- **What the task requires**: Write out all the data verbatim. Skip images.

- **Supplied entries**:
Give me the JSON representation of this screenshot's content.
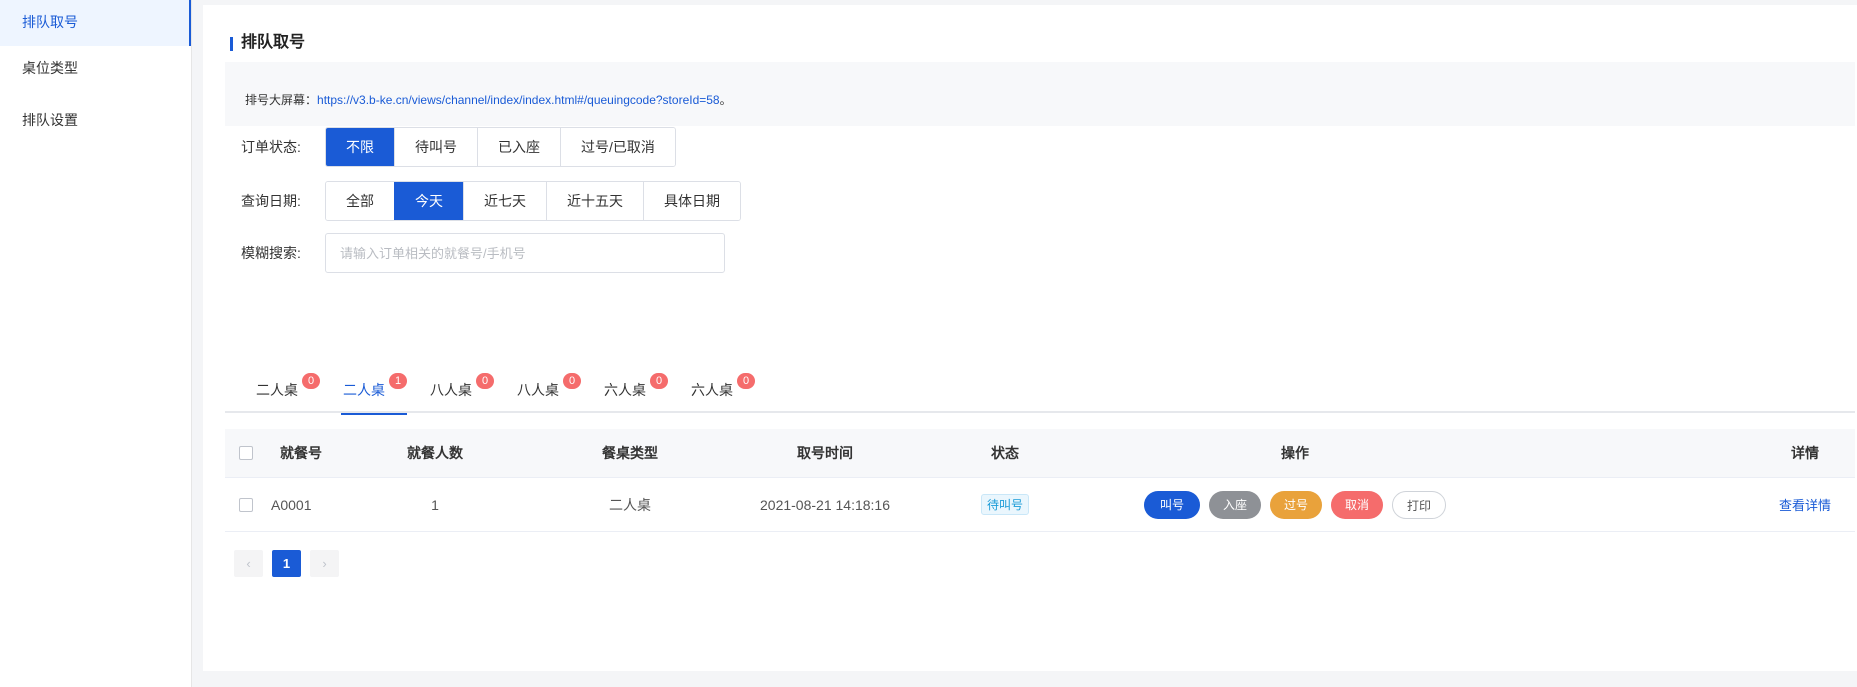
{
  "sidebar": {
    "items": [
      {
        "label": "排队取号",
        "active": true
      },
      {
        "label": "桌位类型",
        "active": false
      },
      {
        "label": "排队设置",
        "active": false
      }
    ]
  },
  "page": {
    "title": "排队取号",
    "notice_label": "排号大屏幕：",
    "notice_url": "https://v3.b-ke.cn/views/channel/index/index.html#/queuingcode?storeId=58",
    "notice_suffix": "。"
  },
  "filters": {
    "status_label": "订单状态:",
    "status_options": [
      "不限",
      "待叫号",
      "已入座",
      "过号/已取消"
    ],
    "status_selected": "不限",
    "date_label": "查询日期:",
    "date_options": [
      "全部",
      "今天",
      "近七天",
      "近十五天",
      "具体日期"
    ],
    "date_selected": "今天",
    "search_label": "模糊搜索:",
    "search_placeholder": "请输入订单相关的就餐号/手机号",
    "search_value": ""
  },
  "tabs": [
    {
      "label": "二人桌",
      "count": "0",
      "active": false
    },
    {
      "label": "二人桌",
      "count": "1",
      "active": true
    },
    {
      "label": "八人桌",
      "count": "0",
      "active": false
    },
    {
      "label": "八人桌",
      "count": "0",
      "active": false
    },
    {
      "label": "六人桌",
      "count": "0",
      "active": false
    },
    {
      "label": "六人桌",
      "count": "0",
      "active": false
    }
  ],
  "table": {
    "columns": [
      "就餐号",
      "就餐人数",
      "餐桌类型",
      "取号时间",
      "状态",
      "操作",
      "详情"
    ],
    "rows": [
      {
        "number": "A0001",
        "people": "1",
        "table_type": "二人桌",
        "time": "2021-08-21 14:18:16",
        "status": "待叫号",
        "actions": [
          "叫号",
          "入座",
          "过号",
          "取消",
          "打印"
        ],
        "detail": "查看详情"
      }
    ]
  },
  "pagination": {
    "current": "1",
    "prev_icon": "‹",
    "next_icon": "›"
  },
  "colors": {
    "primary": "#1a5bd6",
    "badge": "#f56c6c",
    "seat": "#8e9196",
    "skip": "#e9a23b",
    "cancel": "#f56c6c"
  }
}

- **Result of this task**:
Give me the JSON representation of this screenshot's content.
{
  "sidebar": {
    "items": [
      {
        "label": "排队取号",
        "active": true
      },
      {
        "label": "桌位类型",
        "active": false
      },
      {
        "label": "排队设置",
        "active": false
      }
    ]
  },
  "page": {
    "title": "排队取号",
    "notice_label": "排号大屏幕：",
    "notice_url": "https://v3.b-ke.cn/views/channel/index/index.html#/queuingcode?storeId=58",
    "notice_suffix": "。"
  },
  "filters": {
    "status_label": "订单状态:",
    "status_options": [
      "不限",
      "待叫号",
      "已入座",
      "过号/已取消"
    ],
    "status_selected": "不限",
    "date_label": "查询日期:",
    "date_options": [
      "全部",
      "今天",
      "近七天",
      "近十五天",
      "具体日期"
    ],
    "date_selected": "今天",
    "search_label": "模糊搜索:",
    "search_placeholder": "请输入订单相关的就餐号/手机号",
    "search_value": ""
  },
  "tabs": [
    {
      "label": "二人桌",
      "count": "0",
      "active": false
    },
    {
      "label": "二人桌",
      "count": "1",
      "active": true
    },
    {
      "label": "八人桌",
      "count": "0",
      "active": false
    },
    {
      "label": "八人桌",
      "count": "0",
      "active": false
    },
    {
      "label": "六人桌",
      "count": "0",
      "active": false
    },
    {
      "label": "六人桌",
      "count": "0",
      "active": false
    }
  ],
  "table": {
    "columns": [
      "就餐号",
      "就餐人数",
      "餐桌类型",
      "取号时间",
      "状态",
      "操作",
      "详情"
    ],
    "rows": [
      {
        "number": "A0001",
        "people": "1",
        "table_type": "二人桌",
        "time": "2021-08-21 14:18:16",
        "status": "待叫号",
        "actions": [
          "叫号",
          "入座",
          "过号",
          "取消",
          "打印"
        ],
        "detail": "查看详情"
      }
    ]
  },
  "pagination": {
    "current": "1",
    "prev_icon": "‹",
    "next_icon": "›"
  },
  "colors": {
    "primary": "#1a5bd6",
    "badge": "#f56c6c",
    "seat": "#8e9196",
    "skip": "#e9a23b",
    "cancel": "#f56c6c"
  }
}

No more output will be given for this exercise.